[8 a.m.] Wake up, like I almost always do, without an alarm. Chug water. Hop in the shower. Shave—it's a ritual. I make coffee in my Bialetti and conjure up a smoothie of fresh Michigan blueberries from the Logan Square Farmers Market, frozen banana, peanut butter and almond milk. I down one Americano, and the smoothie, while reading, before making it out of the house around 10:15 a.m. The walk from where I’m staying, in Logan Square, through Palmer Square Park, to the studio in Bucktown, is about 20-25 minutes. I get there early. The weather has been perfect. There's been no baseball but neither has there been humidity.
[11 a.m.] Alex—the engineer—and I make ourselves some espresso from the studio espresso machine and sit down to catch up. We had two weeks in studio before taking a week break. This is our first day back. 13 songs have been tracked, mostly live, and all to tape—an Ampex AG440—a real Hi-Fi piece of machinery in its day—late '60s or so. Today is a harmony vocal session. I’ll sing most of the high parts and he’ll sing anything lower than my lead voice. Whatever harmonies of mine don’t blend with my lead vocals I will allocate to one of the many heavy hitters I have vast experience working with up here in Chicago.
[4 p.m.] We break for "lunch." After six shots of espresso it's probably a good idea to put something in my belly. I brought a salad of spinach, salmon, carrots, rice and sriracha dressing. Washed down with a Topo Chico. So far six songs have three-part harmonies. Four or five more to go. A lot on my mind with the sessions but it feels good. Stay calm and take it slow. There's no rush. Whatever is happening outside the studio stays outside the studio. Only room in my mind is made up of music. The rest of me will be waiting when I step out onto the street. "Carpe diem!" said Horace. The end of the world can wait.
[8 p.m.] Another studio day in the books. Almost all of the harmony vocals are done.
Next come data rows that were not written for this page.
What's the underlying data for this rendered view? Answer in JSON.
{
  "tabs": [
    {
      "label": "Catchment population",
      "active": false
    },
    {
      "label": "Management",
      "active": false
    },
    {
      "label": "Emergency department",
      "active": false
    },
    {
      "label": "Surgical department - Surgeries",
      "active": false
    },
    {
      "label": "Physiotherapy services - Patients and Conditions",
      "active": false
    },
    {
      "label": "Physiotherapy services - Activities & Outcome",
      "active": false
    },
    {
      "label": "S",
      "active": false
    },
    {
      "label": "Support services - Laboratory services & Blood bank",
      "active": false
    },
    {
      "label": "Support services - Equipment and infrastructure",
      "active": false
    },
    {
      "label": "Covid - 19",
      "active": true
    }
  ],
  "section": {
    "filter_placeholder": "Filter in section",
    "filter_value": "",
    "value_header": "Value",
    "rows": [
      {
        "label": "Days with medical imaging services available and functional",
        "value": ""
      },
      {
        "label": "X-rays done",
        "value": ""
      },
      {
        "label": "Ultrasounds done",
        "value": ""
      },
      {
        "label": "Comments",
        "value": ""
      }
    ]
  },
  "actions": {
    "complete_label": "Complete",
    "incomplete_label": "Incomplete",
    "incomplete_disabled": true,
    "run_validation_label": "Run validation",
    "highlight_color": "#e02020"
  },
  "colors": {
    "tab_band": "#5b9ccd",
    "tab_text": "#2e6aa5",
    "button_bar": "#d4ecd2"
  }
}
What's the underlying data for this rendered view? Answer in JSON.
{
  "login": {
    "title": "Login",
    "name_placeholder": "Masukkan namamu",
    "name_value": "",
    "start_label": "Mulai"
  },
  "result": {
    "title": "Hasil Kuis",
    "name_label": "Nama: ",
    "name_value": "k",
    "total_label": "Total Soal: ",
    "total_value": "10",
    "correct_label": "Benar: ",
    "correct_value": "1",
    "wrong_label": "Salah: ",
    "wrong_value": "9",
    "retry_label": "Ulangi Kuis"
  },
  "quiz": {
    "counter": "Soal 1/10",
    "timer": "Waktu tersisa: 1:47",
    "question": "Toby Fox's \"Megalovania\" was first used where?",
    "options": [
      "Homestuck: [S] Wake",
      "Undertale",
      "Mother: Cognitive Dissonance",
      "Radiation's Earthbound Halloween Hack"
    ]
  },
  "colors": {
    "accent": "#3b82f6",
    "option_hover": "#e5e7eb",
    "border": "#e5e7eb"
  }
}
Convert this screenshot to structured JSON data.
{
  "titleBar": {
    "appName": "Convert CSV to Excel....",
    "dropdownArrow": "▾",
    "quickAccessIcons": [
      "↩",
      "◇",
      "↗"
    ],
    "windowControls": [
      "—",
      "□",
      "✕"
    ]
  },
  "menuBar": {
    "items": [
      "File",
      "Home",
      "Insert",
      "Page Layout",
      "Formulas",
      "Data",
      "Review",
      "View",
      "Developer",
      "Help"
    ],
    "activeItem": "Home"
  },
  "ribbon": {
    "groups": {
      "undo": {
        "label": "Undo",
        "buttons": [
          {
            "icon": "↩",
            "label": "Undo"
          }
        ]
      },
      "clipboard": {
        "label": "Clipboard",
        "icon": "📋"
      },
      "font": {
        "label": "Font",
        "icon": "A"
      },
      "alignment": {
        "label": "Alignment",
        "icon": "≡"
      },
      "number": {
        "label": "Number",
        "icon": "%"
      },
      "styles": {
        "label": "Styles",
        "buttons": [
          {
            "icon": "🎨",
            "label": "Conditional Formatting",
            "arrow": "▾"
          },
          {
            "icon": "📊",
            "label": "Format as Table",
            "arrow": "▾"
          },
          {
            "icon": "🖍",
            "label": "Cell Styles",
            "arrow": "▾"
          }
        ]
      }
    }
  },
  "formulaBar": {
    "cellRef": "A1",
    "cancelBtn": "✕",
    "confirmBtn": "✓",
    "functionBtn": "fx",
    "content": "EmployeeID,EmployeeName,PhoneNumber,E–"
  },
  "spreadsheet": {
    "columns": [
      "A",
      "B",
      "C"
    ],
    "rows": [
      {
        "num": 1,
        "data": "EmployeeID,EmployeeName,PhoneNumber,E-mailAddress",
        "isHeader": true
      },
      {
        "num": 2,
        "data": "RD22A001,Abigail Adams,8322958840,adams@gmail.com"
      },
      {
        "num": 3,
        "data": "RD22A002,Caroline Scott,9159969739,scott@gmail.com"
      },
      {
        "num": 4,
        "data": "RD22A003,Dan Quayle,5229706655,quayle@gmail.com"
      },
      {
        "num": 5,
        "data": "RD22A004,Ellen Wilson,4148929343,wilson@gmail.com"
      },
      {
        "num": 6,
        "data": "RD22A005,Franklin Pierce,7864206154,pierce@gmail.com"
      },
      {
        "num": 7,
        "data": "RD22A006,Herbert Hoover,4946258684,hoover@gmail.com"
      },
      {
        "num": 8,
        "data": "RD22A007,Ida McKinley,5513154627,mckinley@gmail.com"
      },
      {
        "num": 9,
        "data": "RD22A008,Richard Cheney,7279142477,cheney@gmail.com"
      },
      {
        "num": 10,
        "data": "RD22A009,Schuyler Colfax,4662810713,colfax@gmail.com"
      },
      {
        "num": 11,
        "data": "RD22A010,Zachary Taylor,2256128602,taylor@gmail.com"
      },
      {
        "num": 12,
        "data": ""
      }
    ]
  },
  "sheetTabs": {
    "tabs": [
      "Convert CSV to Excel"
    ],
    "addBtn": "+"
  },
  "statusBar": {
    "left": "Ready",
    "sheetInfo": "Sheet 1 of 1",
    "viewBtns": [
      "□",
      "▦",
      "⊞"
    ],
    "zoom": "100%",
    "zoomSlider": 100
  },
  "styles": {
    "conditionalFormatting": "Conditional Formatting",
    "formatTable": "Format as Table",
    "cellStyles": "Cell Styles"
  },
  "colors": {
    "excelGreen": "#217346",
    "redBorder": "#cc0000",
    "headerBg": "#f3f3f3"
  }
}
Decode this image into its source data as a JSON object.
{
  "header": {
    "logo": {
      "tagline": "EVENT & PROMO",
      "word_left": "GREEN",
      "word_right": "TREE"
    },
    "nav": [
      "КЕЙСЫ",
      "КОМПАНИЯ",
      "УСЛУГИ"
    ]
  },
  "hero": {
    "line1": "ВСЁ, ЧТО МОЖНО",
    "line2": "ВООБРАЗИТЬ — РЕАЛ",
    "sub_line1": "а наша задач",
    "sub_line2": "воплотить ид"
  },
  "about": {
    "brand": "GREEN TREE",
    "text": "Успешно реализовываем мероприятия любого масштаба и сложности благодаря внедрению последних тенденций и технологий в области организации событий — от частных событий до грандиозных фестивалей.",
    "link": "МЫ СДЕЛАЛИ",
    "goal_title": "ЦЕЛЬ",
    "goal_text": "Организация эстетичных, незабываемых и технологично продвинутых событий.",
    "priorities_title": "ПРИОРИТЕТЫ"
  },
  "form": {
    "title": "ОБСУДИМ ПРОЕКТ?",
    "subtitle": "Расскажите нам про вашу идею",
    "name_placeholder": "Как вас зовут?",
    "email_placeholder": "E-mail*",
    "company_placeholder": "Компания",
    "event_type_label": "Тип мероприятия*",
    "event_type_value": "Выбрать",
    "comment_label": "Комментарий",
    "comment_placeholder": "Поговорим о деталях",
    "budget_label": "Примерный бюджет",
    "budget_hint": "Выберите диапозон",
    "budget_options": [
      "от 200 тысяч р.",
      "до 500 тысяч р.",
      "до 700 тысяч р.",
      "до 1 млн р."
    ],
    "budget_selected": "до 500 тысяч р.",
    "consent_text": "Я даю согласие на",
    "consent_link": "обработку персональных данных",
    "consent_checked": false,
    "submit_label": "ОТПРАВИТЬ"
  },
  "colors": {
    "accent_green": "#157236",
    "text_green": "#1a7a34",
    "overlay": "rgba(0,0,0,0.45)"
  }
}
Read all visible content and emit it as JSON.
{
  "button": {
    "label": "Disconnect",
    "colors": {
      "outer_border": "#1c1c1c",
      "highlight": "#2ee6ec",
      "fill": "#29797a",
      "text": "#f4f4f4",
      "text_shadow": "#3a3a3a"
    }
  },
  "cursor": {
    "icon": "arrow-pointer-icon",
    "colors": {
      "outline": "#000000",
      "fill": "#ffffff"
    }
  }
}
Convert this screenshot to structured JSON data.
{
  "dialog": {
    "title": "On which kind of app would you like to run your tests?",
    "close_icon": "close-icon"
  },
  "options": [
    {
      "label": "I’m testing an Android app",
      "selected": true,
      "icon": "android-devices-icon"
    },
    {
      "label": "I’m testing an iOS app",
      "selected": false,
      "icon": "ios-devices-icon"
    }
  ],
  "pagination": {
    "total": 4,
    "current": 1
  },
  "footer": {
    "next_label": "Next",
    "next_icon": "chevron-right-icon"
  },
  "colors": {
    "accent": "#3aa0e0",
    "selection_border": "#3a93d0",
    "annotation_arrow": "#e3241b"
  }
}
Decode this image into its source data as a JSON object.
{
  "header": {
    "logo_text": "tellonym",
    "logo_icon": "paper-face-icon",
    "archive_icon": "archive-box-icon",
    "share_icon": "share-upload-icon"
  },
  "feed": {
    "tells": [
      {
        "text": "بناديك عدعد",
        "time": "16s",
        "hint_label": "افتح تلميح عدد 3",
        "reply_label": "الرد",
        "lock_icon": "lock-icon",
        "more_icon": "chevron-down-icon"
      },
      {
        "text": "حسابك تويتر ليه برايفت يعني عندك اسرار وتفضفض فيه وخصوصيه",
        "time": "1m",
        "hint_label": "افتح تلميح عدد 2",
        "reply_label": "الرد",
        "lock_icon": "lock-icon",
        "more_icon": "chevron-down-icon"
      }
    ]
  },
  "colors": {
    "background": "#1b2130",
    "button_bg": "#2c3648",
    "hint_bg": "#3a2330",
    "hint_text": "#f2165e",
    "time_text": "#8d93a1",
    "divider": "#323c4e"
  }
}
We’ll pick back up again next week for the last of the overdubs: piano, organ, guitars, percussion, harmony vocals and more. One Topo Chico for the road. Half way home I stop in to my local Cuban food joint Tropicuba for their speciality: Ox Tail Stew (Rabo Encendido). The plantains are so creamy they could be Creme Brûlée. A hearty meal after a productive day in studio. I miss being there already. The rain starts. Walk through the park beneath the canopy of the streets. If only Jeanne Moreau were here… I feel with a woman like that you needn’t say a thing to be understood. And maybe that’s true love.
[12 a.m.] I’m feeling blessed to be me—to be here right now during these times recording the album I wrote so recently while in quarantine. It nearly astounds me. But I know life can work this way. God works this way. I’ve come to expect miracles. After a little reading out on the front porch, I like to take in a movie or two before bed. Criterion Collection has been my go-to to catch up on classics I've been meaning to see and to stumble upon others I've never even heard of. '60s French films have been my theme this week. Films by Jean-Pierre Melville, François Truffaut… and tonight it’s Louis Malle’s Elevator to the Gallows. I may never learn to speak French well, and I can try and resist French film and literature for all its debauchery, but tonight my heart is with you, Jeanne Moreau. Bonne nuit, darling Jeanne…beaux rêves.
If you wish to support our efforts to assist music professionals in need, learn more about the Recording Academy's and MusiCares COVID-19 Relief Fund.
If you are a member of the music industry in need of assistance, visit the MusiCares website.